- _Task_
The result should be every line of the listing that contains "icon".

- _Input records_
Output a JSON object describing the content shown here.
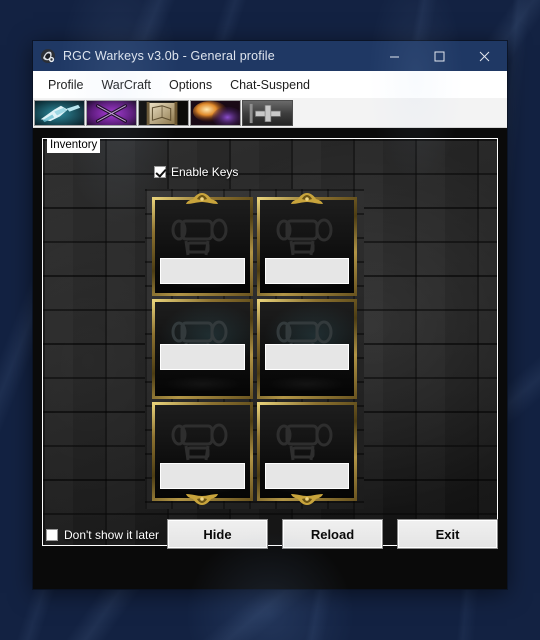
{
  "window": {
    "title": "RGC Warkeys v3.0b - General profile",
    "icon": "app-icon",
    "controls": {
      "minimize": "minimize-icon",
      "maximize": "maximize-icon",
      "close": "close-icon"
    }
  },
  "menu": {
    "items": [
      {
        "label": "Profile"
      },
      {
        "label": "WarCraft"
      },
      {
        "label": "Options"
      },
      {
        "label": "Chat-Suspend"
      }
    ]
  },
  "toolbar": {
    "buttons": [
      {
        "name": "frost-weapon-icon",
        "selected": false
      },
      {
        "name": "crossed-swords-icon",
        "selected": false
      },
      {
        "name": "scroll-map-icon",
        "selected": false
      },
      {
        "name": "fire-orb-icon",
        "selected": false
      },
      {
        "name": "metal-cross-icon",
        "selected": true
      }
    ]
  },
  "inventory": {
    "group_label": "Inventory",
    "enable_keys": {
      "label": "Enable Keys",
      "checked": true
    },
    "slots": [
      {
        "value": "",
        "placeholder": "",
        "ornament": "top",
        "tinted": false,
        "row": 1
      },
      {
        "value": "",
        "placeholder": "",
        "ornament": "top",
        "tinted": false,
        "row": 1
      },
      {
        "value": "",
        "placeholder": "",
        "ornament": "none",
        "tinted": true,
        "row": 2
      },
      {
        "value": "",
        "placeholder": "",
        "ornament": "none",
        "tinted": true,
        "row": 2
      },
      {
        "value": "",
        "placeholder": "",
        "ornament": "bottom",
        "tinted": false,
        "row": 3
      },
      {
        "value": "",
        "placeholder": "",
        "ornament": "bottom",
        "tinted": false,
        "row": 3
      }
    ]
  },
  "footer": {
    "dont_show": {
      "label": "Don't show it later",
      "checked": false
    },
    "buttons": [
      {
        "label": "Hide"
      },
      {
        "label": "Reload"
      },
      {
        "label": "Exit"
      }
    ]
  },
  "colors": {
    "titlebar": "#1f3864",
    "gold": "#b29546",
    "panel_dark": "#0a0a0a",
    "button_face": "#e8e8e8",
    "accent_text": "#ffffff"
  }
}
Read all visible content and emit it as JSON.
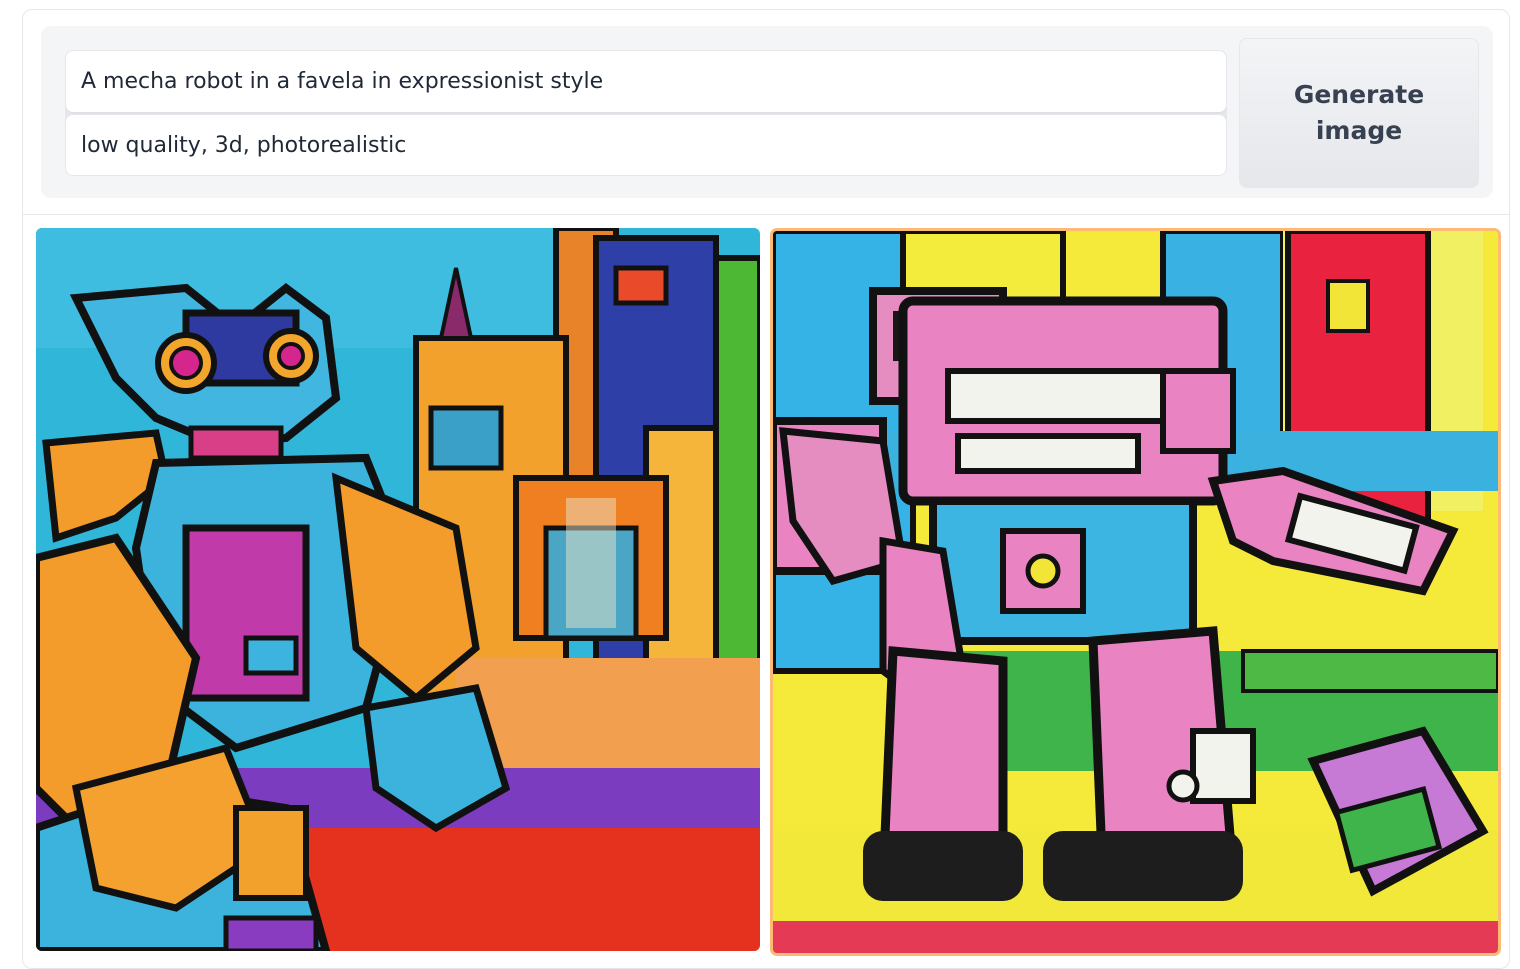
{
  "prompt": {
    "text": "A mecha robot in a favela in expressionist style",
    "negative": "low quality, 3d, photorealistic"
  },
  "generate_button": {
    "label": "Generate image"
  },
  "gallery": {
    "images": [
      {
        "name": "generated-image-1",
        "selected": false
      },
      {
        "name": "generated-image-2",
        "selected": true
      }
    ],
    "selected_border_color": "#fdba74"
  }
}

- _Response to the task_
    "icon": "app-icon",
      "minimize": "minimize-icon",
      "maximize": "maximize-icon",
      "close": "close-icon"
        "name": "frost-weapon-icon",
        "name": "crossed-swords-icon",
        "name": "scroll-map-icon",
        "name": "fire-orb-icon",
        "name": "metal-cross-icon",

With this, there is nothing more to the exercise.